Can Regulation Increase Freedom?
The Tea Party's hatred of government regulation is misplaced
By Shawn Lawrence Otto | Jun 15, 2011 | Comments (7)
If there was a central driving concept to today's Tea Party politics, Adam Smith might be it. Do we really need laws and regulations? Can't private industry take care of everything, and do it better and cheaper?
In 1776, Adam Smith argued in The Wealth of Nations that an individual, who “intends only his own gain” was, in a shared economy, in effect “led by an invisible hand” to promote the greater public interest, since willing buyers and willing sellers will always arrive at a natural price for things, and the highest value and efficiency will be obtained. “Nor is it always the worse for the society that [the individual’s intention to do social good] was no part of it. By pursuing his own interest he frequently promotes that of the society more effectually than when he really intends to promote it.”
The argument was so well made that it has become an axiom of economics: just get out of the way.
But is it true?
In 1968 a little-known U.C.-Santa Barbara biologist named Garrett Hardin submitted a paper to Science that was remarkable because it offered such a sound rebuttal to Smith, whose collaborator and mentor was Benjamin Franklin's good friend David Hume, whose definiton of freedom - the power to choose - informed Franklin's thinking at the founding of the United States.
The dilemma Hardin identified, the Tragedy of the Commons, lies at the heart of the unresolved environmental challenges of the 20th century – including climate change, ocean acidification, overfishing, biodiversity loss, habitat fragmentation, over development, pollution, exploding population, and energy use, to name a few.
Hardin asked if Smith's reasoning still held in the economics not of 1768, when the world seemed limitless, but of 1968? Imagine a situation where village herdsmen share a common pasture, he offered. Over time various factors – disease, war, poaching, periodic famine – keep both the herds and their herdsmen at well below the carrying capacity of the pasture. In this situation, we could consider the pasture limitless, as was the world in Adam Smith’s time, and his economic argument would hold true.
But then one day through increased use of good farming practices, say, social stability is reached, and these losses are minimized. At this very point of highest social good, the logic of the commons creates a tragedy. Each herdsman thinks, like Ayn Rand argued, “what is the utility to me of adding one more animal to my herd?” Since the herdsman receives all the proceeds from the sale of the animal, the positive benefit is +1. Since the herdsman pays only a tiny portion for the additional grazing in the common pasture, in terms of less grass, more weeds, erosion, etc, the negative detriment is only a small fraction of -1.

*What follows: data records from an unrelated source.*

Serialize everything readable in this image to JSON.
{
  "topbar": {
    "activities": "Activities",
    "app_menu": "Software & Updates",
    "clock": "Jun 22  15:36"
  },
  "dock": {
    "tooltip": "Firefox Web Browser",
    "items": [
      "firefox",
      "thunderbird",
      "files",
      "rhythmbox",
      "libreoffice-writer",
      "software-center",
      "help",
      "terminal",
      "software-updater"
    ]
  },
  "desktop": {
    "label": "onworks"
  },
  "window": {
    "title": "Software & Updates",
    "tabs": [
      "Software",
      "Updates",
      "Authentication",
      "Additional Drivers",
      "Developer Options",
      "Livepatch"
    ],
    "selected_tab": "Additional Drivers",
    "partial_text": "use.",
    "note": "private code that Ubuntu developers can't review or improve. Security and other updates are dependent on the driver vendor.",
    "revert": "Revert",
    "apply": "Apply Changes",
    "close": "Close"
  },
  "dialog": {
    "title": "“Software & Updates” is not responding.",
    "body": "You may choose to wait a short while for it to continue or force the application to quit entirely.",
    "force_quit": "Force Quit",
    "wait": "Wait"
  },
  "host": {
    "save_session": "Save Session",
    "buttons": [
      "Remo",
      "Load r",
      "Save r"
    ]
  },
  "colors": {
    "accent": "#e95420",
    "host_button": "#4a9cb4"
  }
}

In this way, each herdsman is motivated by the only rational economic conclusion, to add an animal… and another… and another. But what seems rational when the problem is looked at from the individual frame becomes grotesquely irrational when the frame is the collective of all the herdsmen, and indeed of their economy and society at large, whose individuals are each now faced with a situation of over-grazed pastures which can sustain only a small fraction of the number of cattle prior to the bubble. The environment and the economy both collapse and the herdsman society faces a doubly deficit situation because they have been eating their environmental corpus.

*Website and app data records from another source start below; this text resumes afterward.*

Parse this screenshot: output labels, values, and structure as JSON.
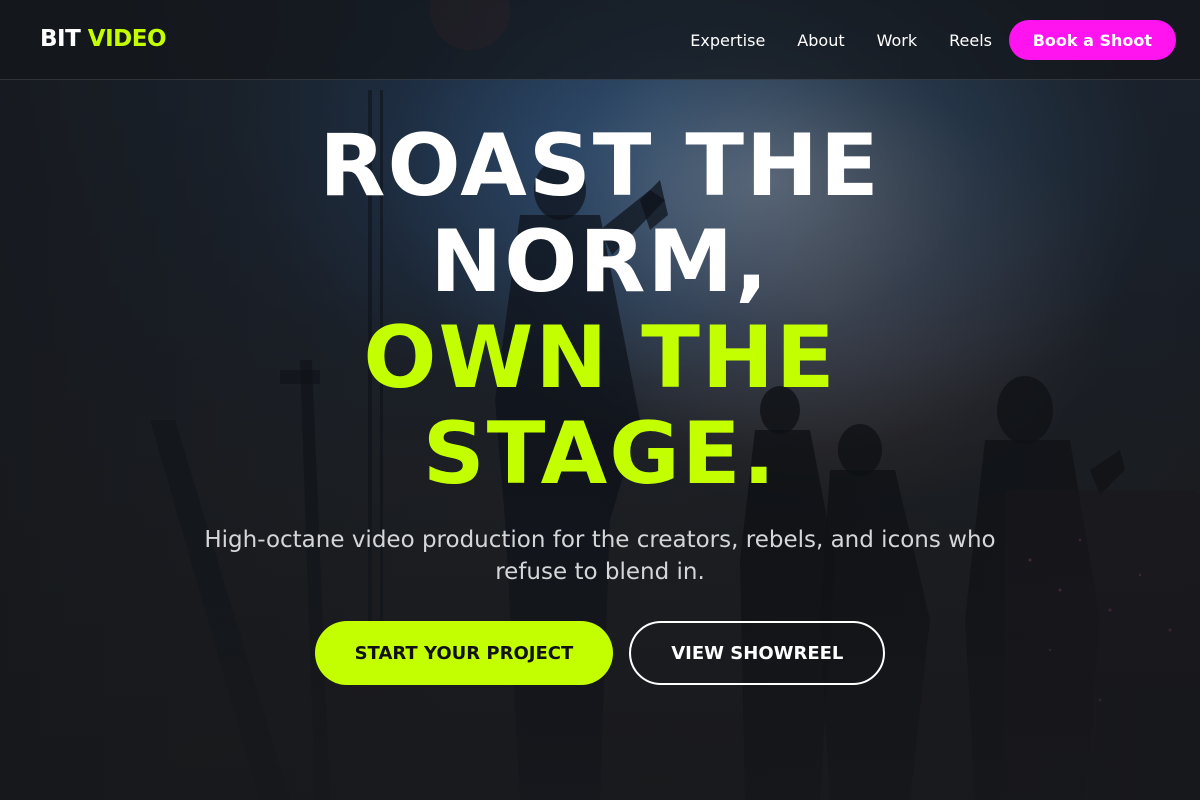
{
  "brand": {
    "logo_part1": "BIT",
    "logo_part2": "VIDEO"
  },
  "nav": {
    "items": [
      {
        "label": "Expertise"
      },
      {
        "label": "About"
      },
      {
        "label": "Work"
      },
      {
        "label": "Reels"
      }
    ],
    "cta_label": "Book a Shoot"
  },
  "hero": {
    "headline_line1": "ROAST THE",
    "headline_line2": "NORM,",
    "headline_line3": "OWN THE",
    "headline_line4": "STAGE.",
    "subtitle": "High-octane video production for the creators, rebels, and icons who refuse to blend in.",
    "primary_cta": "START YOUR PROJECT",
    "secondary_cta": "VIEW SHOWREEL",
    "background_image": "concert-stage-silhouettes"
  },
  "colors": {
    "accent_lime": "#c4ff00",
    "accent_magenta": "#ff14f0",
    "header_bg": "#16181c",
    "text_white": "#ffffff"
  }
}
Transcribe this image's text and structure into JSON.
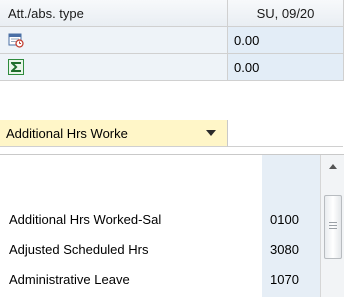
{
  "table": {
    "header": {
      "type_col": "Att./abs. type",
      "date_col": "SU, 09/20"
    },
    "rows": [
      {
        "icon": "calendar-clock-icon",
        "value": "0.00"
      },
      {
        "icon": "sigma-sum-icon",
        "value": "0.00"
      }
    ]
  },
  "dropdown": {
    "selected": "Additional Hrs Worke",
    "options": [
      {
        "label": "",
        "code": ""
      },
      {
        "label": "Additional Hrs Worked-Sal",
        "code": "0100"
      },
      {
        "label": "Adjusted Scheduled Hrs",
        "code": "3080"
      },
      {
        "label": "Administrative Leave",
        "code": "1070"
      }
    ]
  },
  "colors": {
    "header_bg": "#eef2f6",
    "selected_field_bg": "#fff6c8",
    "code_column_bg": "#e6eef6",
    "sigma_green": "#2e8b3d"
  }
}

Hardin concluded that in this circumstance, “each man is locked into a system that compels him to increase his herd without limit – in a world that is limited. Ruin is the destination toward which all men rush, each pursuing his own best interest in a society that believes in the freedom of the commons. Freedom in a commons brings ruin to all.”
The argument over regulation and freedom presumes a fundamental conflict between environment and economy that paralyzes American politicians, because it assumes that there is a conflict between freedom and regulation, and that regulation is a drag on the market. This conflict will only become more pressing over the coming decades.

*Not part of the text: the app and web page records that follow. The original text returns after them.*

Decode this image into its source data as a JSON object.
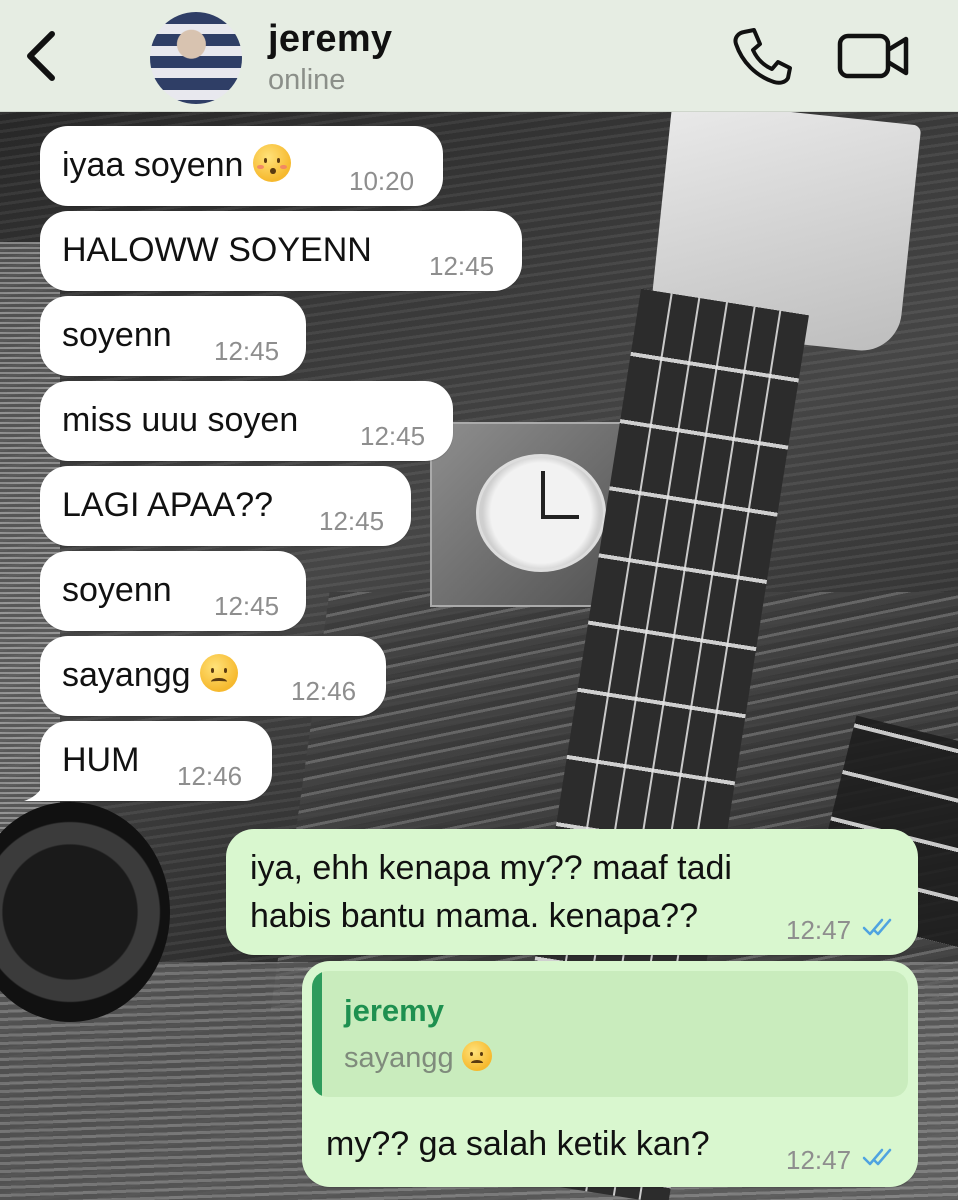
{
  "header": {
    "contact_name": "jeremy",
    "contact_status": "online",
    "icons": [
      "back-chevron-icon",
      "avatar",
      "phone-icon",
      "video-camera-icon"
    ]
  },
  "colors": {
    "header_bg": "#e6ede3",
    "incoming_bubble": "#ffffff",
    "outgoing_bubble": "#d9f7cf",
    "reply_accent": "#2e9b5c",
    "read_ticks": "#4fa3e0"
  },
  "messages": [
    {
      "direction": "in",
      "text": "iyaa soyenn",
      "emoji": "kissing-closed-eyes",
      "time": "10:20"
    },
    {
      "direction": "in",
      "text": "HALOWW SOYENN",
      "time": "12:45"
    },
    {
      "direction": "in",
      "text": "soyenn",
      "time": "12:45"
    },
    {
      "direction": "in",
      "text": "miss uuu soyen",
      "time": "12:45"
    },
    {
      "direction": "in",
      "text": "LAGI APAA??",
      "time": "12:45"
    },
    {
      "direction": "in",
      "text": "soyenn",
      "time": "12:45"
    },
    {
      "direction": "in",
      "text": "sayangg",
      "emoji": "frowning-face",
      "time": "12:46"
    },
    {
      "direction": "in",
      "text": "HUM",
      "time": "12:46"
    },
    {
      "direction": "out",
      "line1": "iya, ehh kenapa my?? maaf tadi",
      "line2": "habis bantu mama. kenapa??",
      "time": "12:47",
      "status": "read"
    },
    {
      "direction": "out",
      "reply_to": {
        "name": "jeremy",
        "text": "sayangg",
        "emoji": "frowning-face"
      },
      "text": "my?? ga salah ketik kan?",
      "time": "12:47",
      "status": "read"
    }
  ]
}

But is it true? There is a case to be made that wisely crafted regulations increase freedom, not reduce it. If freedom is freedom to choose, regulations that maximize that freedom provide a benefit to the individual. There was a time when we dumped feces in our streets and water sources, but then we learned through science that this spreads cholera. Regulations based on science keep us free from the tyranny of cholera. There was a time when a landowner whose factory abutted a stream would have thought it ridiculous if you told him he couldn't dump toxic effluvient into the water. A running stream cleans itself every twenty miles, was the saying. But regulations now preserve our health - even the health of that factory owner - from the tyranny of ignorance and toxins. There was a time in the Wild West when marauders could take your things by force, but the laws and regulations of sheriffs and private property freed you from that tyranny.
Like anything, regulation must be used in moderation or it can become tyrannical in and of itself. But when the guiding light is maximizing freedom by preserving the highest level of the power to choose for the greatest number of individuals, that kind of regulation reduces externalities and inefficiencies in the marketplace and improves freedom for all.
Tags: Economics, Tea Party, Environment